isolation retreat 73rd day
excerpt from Thich Nhat Hanh’s No Death, No fear (pdf file)
“… Sometimes people ask you: ‘When is your birthday?’ But you might ask yourself a more interesting question: “Before that day which is called my birthday, where was I?’
“Ask a cloud: ‘What is your date of birth? Before you were born, where were you?’
“If you ask the cloud, ‘How old are you? Can you give me your date of birth?’ you can listen deeply and you may hear a reply. You can imagine the cloud being born. Before being born it was the water on the ocean’s surface. Or it was in the river and then it became vapor. It was also the sun be- cause the sun makes the vapor. The wind is there too, helping the water to become a cloud. The cloud does not come from nothing; there has been only a change in form. It is not a birth of something out of nothing.
“Sooner or later the cloud will change into rain or snow or ice. If you look deeply into the rain, you can see the cloud. The cloud is not lost; it is transformed into rain, and the rain is transformed into grass and the grass into cows and then to milk and then into the ice cream you eat. Today if you eat an ice cream, give yourself time to look at the ice cream and say: ‘Hello, cloud! I recognize you.’ By doing that, you have insight and understanding into the real nature of the ice cream and the cloud. You can also see the ocean, the river, the heat, the sun, the grass and the cow in the ice cream.
Looking deeply, you do not see a real date of birth and you do not see a real date of death for the cloud. All that happens is that the cloud transforms into rain or snow. There is no real death because there is always a continuation. A cloud continues the ocean, the river and the heat of the sun, and the rain continues the cloud.
“Before it was born, the cloud was already there, so today, when you drink a glass of milk or a cup of tea or eat an ice cream, please follow your breathing. Look into the tea or the ice cream and say hello to the cloud. …”
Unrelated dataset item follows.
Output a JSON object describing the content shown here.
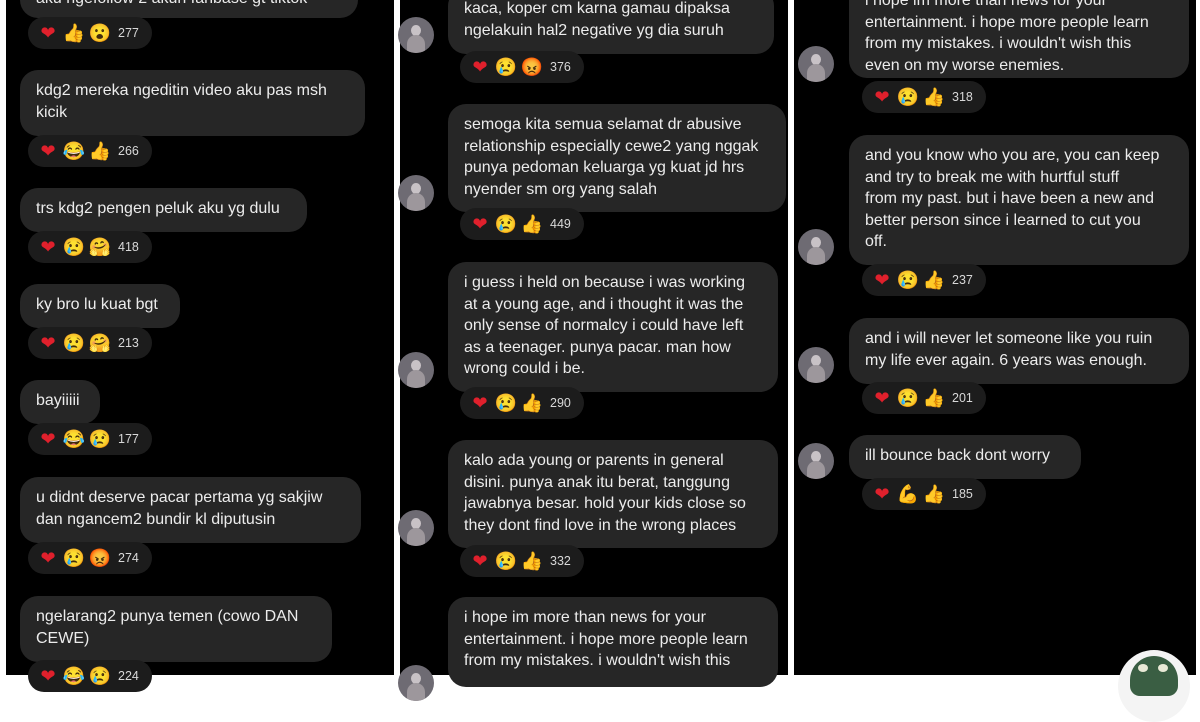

skycape photography: hello cloud Nikon D750 f/8 1/15s 72mm 400 ISO edited in Capture One and Photoshop